As The Diplomat reported on Monday, last weekend Israel carried out a number of air raids on missile deposits in Syria that were said to have been destined for Hezbollah in Lebanon. Officials said the missiles that Israel was targeting were Iran’s Fateh-110s, a precision guided, solid-fuel, short range ground-to-ground missile that is believed to be based off China’s DF-11A missile.The Fateh-110 was first tested in 2002 and is now in its fourth generation.
Interestingly, the Fateh-110 is also the basis for Iran’s most potent anti-ship ballistic missile, Khalij Fars (Persian Gulf). According to Iranian media outlets, “the supersonic projectile, which carries a 650-kilogram warhead, is immune to interception and features high-precision systems.”
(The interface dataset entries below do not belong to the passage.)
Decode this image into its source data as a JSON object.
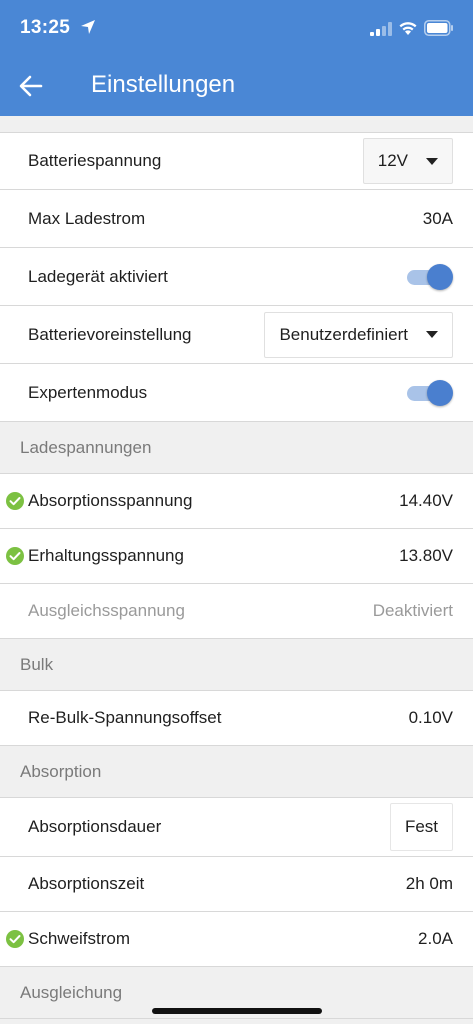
{
  "status_bar": {
    "time": "13:25"
  },
  "app_bar": {
    "title": "Einstellungen"
  },
  "general": {
    "battery_voltage": {
      "label": "Batteriespannung",
      "value": "12V"
    },
    "max_current": {
      "label": "Max Ladestrom",
      "value": "30A"
    },
    "charger_enabled": {
      "label": "Ladegerät aktiviert",
      "on": true
    },
    "battery_preset": {
      "label": "Batterievoreinstellung",
      "value": "Benutzerdefiniert"
    },
    "expert_mode": {
      "label": "Expertenmodus",
      "on": true
    }
  },
  "sections": {
    "charge_voltages": {
      "header": "Ladespannungen",
      "absorption": {
        "label": "Absorptionsspannung",
        "value": "14.40V"
      },
      "float": {
        "label": "Erhaltungsspannung",
        "value": "13.80V"
      },
      "equalization": {
        "label": "Ausgleichsspannung",
        "value": "Deaktiviert"
      }
    },
    "bulk": {
      "header": "Bulk",
      "rebulk_offset": {
        "label": "Re-Bulk-Spannungsoffset",
        "value": "0.10V"
      }
    },
    "absorption": {
      "header": "Absorption",
      "duration": {
        "label": "Absorptionsdauer",
        "value": "Fest"
      },
      "time": {
        "label": "Absorptionszeit",
        "value": "2h 0m"
      },
      "tail_current": {
        "label": "Schweifstrom",
        "value": "2.0A"
      }
    },
    "equalization": {
      "header": "Ausgleichung"
    }
  },
  "colors": {
    "primary": "#4a87d5",
    "check": "#7cc142",
    "toggle_thumb": "#4a7fcf",
    "toggle_track": "#a9c3e8"
  }
}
The anti-ship variant of the missile was first tested in early 2011, and coincided with Iran announcing the completion of a long-range, passive radar covering a 1,100km-radius. Later that year Iran announced that the missile had entered mass production. In tests since that time Iran has said the missile registered a 100 percent success rate in hitting ship-like platforms positioned in the Persian Gulf.Enjoying this article? Click here to subscribe for full access. Just $5 a month.
Iran has long been interested in fielding anti-ship ballistic missiles, having fielded less sophisticated anti-ship missiles based on Chinese designs since at least the early 1990s, according to a 2011 report by the Royal United Services Institute.
Khalij Fars makes a number of improvements on these earlier ASMs, including a longer range, uses solid fuel (which only some of the past ASMs did), and, perhaps most importantly, uses a mid-course inertial guidance (INS) for improved accuracy while in-flight. Still, some naval analysts have doubted its ability to hit non-stationary targets.
Iran has not been bashful about declaring the purpose of the missile— to frustrate the U.S. Navy’s ability to operate close to Iran’s shores in the Persian Gulf. As Iran’s Deputy Defense Minister General, Majid Bokayee explained last month: “We managed to employ the ballistic missiles which had previously been designed and produced for ground-to-ground missions for targeting enemy ships, and then we witnessed the U.S. naval fleets' retreat in the Persian Gulf after the first test on the missile.”
The semi-official Fars News Agency was equally blunt in describing the missile’s purpose as “designed to destroy targets and hostile forces at sea.”
Iran has been slightly less forthcoming in advertising another potential usage of the Khalij Fars— targeting oil tankers in the Persian Gulf in an attempt to shut down shipping in the Strait of Hormuz. Iranian officials have repeatedly threatened to close down the Strait of Hormuz in the past, which it would likely attempt to do by using a combination of anti-ship missiles, naval mines and swarms of small motorboats.
The U.S. Navy has taken a number of actions to prepare for this contingency. Just this week, the U.S. began a 41-nation anti-mining exercise, called International Mine Countermeasure Exercise (IMCMEX), off the shores of Bahrain in the Persian Gulf. According to news reports, “More than 100 divers, 35 ships and 18 unmanned submarines will take part in the drills.”